=== WORK ORDER ===
Please reproduce the following records exactly, with nothing omitted.

Top of RECORDS SUPPLIED

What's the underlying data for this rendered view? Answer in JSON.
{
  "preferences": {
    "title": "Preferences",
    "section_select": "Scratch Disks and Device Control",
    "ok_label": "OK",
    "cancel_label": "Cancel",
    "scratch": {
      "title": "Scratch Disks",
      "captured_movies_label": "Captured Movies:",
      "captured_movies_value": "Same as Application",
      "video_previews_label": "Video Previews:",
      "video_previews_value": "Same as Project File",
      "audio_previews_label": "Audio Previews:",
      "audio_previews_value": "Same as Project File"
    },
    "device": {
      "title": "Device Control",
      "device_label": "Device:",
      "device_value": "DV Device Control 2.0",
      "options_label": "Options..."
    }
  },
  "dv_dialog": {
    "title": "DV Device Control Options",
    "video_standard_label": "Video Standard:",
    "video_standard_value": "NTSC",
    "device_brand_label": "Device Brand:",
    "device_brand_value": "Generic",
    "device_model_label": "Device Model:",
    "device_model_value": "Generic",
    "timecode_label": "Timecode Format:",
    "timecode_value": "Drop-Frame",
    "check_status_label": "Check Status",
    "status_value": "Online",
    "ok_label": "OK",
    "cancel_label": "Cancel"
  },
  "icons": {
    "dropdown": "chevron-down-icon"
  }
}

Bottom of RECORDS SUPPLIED

=== COMPLETED TASK ===
What's the underlying data for this rendered view? Answer in JSON.
{
  "preferences": {
    "title": "Preferences",
    "section_select": "Scratch Disks and Device Control",
    "ok_label": "OK",
    "cancel_label": "Cancel",
    "scratch": {
      "title": "Scratch Disks",
      "captured_movies_label": "Captured Movies:",
      "captured_movies_value": "Same as Application",
      "video_previews_label": "Video Previews:",
      "video_previews_value": "Same as Project File",
      "audio_previews_label": "Audio Previews:",
      "audio_previews_value": "Same as Project File"
    },
    "device": {
      "title": "Device Control",
      "device_label": "Device:",
      "device_value": "DV Device Control 2.0",
      "options_label": "Options..."
    }
  },
  "dv_dialog": {
    "title": "DV Device Control Options",
    "video_standard_label": "Video Standard:",
    "video_standard_value": "NTSC",
    "device_brand_label": "Device Brand:",
    "device_brand_value": "Generic",
    "device_model_label": "Device Model:",
    "device_model_value": "Generic",
    "timecode_label": "Timecode Format:",
    "timecode_value": "Drop-Frame",
    "check_status_label": "Check Status",
    "status_value": "Online",
    "ok_label": "OK",
    "cancel_label": "Cancel"
  },
  "icons": {
    "dropdown": "chevron-down-icon"
  }
}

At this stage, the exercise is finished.